    Bill Becker

    Tuesday, February 6, 2018 9:29 PM
  • Also, since an ROC represents return of your own money, and the IRS allows for specific share sales as a basis, I don't see why one particular lot can't be re-characterized as opposed to the whole history of transactions

    You can sell specific shares. You typically want to sell the ones with the least gain or even better, the ones with a capital loss, if you have them, but if taking a gain, you probably want to sell the shares with a long term gain. You need to tell your broker. That method depends on the broker. It is probably done on the broker's website, but you need to do that early enough. Usually you would identify the shares to sell when you enter the offer, but you may be able to do it after the execution but before the settlement day.

    If selling shares at a loss, you have to be concerned with a "wash sale". You never have a wash sale on shares you are selling at a gain.

    You cannot allocate the ROC to the shares that you want to allocate them to.


    Wednesday, February 7, 2018 1:00 AM
    Moderator
  • The rule is "What happens in an IRA stays in an IRA". 

    I like to enter dividends, long-term gain distributions, interest, etc. properly so that what is in Money matches my brokerage statements.  But, for tax purposes, it doesn't matter.  All distributions from an IRA over and above any post-tax contributions are taxed a ordinary income.


    Bill Becker

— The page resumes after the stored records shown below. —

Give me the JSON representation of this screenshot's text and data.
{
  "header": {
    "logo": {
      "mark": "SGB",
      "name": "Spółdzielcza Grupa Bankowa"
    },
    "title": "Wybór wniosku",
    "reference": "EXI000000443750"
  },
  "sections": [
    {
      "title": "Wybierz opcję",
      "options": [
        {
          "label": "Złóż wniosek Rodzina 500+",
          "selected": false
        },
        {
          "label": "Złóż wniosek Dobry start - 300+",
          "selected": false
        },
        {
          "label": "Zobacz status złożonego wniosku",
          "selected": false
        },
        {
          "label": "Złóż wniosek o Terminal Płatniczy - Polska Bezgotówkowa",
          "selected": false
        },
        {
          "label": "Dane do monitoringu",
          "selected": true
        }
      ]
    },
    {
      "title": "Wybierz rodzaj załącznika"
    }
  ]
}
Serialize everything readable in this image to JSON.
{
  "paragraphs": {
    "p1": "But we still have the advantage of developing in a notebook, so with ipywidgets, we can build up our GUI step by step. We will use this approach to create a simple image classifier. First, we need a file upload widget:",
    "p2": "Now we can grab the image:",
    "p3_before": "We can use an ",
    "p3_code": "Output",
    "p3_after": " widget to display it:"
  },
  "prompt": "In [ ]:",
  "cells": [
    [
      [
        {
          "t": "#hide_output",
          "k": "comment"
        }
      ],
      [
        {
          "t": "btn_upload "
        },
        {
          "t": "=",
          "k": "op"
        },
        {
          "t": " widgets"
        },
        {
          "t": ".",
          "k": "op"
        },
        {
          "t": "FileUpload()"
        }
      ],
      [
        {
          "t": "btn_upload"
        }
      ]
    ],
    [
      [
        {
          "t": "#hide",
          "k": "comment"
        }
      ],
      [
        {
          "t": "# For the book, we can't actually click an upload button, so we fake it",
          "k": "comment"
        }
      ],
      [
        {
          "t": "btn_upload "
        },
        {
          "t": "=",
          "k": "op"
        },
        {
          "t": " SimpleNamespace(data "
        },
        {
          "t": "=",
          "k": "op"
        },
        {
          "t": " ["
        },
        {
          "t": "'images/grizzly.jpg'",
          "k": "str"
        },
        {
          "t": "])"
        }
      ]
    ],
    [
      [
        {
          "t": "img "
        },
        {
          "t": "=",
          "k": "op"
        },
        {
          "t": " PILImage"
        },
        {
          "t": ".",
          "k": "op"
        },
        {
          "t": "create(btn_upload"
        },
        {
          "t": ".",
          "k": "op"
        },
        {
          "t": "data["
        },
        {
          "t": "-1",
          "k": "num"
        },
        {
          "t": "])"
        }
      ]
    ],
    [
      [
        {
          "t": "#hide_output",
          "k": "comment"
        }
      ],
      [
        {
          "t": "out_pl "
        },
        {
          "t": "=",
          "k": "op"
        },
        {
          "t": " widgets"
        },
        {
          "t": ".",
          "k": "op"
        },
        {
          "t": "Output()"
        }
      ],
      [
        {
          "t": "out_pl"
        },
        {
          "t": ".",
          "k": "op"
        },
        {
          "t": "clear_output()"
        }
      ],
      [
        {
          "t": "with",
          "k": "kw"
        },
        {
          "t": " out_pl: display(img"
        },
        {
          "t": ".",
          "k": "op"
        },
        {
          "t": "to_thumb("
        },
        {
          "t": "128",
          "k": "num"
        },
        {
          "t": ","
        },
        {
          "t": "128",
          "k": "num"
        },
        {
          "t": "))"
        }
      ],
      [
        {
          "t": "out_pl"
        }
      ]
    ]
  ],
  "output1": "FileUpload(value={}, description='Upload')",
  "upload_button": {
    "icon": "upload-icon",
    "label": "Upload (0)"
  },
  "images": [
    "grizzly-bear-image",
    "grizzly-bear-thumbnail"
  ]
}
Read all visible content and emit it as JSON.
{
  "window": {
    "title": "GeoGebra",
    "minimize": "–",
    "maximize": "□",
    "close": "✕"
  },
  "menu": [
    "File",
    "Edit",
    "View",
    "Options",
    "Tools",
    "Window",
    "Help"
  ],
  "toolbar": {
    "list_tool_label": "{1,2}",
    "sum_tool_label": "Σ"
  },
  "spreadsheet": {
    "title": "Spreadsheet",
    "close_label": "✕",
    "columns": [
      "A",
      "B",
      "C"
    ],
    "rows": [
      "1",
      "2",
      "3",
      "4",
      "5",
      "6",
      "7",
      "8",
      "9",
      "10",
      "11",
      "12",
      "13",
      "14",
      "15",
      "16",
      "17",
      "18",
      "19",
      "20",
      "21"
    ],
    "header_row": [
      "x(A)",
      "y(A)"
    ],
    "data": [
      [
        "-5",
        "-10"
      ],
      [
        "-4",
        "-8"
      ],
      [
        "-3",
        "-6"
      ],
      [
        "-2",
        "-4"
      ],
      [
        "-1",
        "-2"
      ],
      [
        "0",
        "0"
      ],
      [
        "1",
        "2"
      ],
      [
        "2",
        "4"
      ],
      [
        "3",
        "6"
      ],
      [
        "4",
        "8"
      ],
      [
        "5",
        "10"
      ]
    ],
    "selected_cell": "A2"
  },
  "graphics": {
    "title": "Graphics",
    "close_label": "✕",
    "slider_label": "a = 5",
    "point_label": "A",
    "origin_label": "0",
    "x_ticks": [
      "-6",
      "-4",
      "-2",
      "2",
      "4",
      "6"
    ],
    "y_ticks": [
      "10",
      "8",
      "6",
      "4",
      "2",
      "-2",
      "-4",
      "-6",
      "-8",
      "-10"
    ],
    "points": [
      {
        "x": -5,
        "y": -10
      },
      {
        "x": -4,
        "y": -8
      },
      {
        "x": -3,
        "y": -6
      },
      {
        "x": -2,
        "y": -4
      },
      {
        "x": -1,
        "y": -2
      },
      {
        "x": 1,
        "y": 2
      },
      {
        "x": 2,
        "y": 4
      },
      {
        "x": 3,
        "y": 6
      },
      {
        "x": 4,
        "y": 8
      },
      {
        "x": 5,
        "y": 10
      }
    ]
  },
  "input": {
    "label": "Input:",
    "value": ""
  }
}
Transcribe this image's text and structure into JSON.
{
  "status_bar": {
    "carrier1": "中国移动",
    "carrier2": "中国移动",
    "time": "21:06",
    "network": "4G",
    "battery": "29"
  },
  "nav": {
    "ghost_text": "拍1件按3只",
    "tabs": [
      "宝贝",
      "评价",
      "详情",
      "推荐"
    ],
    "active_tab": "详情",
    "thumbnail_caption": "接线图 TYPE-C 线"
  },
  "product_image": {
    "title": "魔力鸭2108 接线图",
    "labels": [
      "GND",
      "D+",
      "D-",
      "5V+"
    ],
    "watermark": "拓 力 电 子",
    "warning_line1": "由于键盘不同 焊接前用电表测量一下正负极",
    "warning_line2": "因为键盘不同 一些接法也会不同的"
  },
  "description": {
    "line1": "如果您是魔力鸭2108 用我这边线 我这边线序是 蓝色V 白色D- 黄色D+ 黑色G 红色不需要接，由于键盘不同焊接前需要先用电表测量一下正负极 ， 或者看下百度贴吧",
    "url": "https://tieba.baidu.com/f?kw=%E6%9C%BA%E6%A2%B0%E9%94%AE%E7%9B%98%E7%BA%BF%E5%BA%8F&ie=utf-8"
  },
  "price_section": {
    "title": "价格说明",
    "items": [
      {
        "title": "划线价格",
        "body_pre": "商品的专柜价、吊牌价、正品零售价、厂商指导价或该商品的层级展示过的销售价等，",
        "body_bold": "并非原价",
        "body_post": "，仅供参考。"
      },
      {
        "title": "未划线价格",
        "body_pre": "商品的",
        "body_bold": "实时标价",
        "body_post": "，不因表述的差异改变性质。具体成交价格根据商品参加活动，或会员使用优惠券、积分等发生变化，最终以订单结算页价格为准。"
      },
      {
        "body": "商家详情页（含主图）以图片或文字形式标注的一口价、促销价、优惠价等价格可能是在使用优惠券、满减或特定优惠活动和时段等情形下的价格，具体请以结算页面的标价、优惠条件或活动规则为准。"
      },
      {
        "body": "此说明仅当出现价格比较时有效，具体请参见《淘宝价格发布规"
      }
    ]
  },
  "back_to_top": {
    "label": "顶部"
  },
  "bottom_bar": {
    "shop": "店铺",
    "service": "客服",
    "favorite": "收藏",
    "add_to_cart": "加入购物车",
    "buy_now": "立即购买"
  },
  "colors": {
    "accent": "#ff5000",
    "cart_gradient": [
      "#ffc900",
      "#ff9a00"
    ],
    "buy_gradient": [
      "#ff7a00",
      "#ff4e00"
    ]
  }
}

    When taking IRA distributions after making non-deductible contributions, the distribution is divided into taxable and non-taxable portions using IRS form 8606.  Normally you cannot direct that a distribution be made with before-tax or after-tax dollars.  Every distribution contains a percentage of dollars of each type.  (Their is an exception for Qualified Charitable Distribution but those distributions must go directly to the charity and never pass through your control).
    Wednesday, February 7, 2018 5:21 AM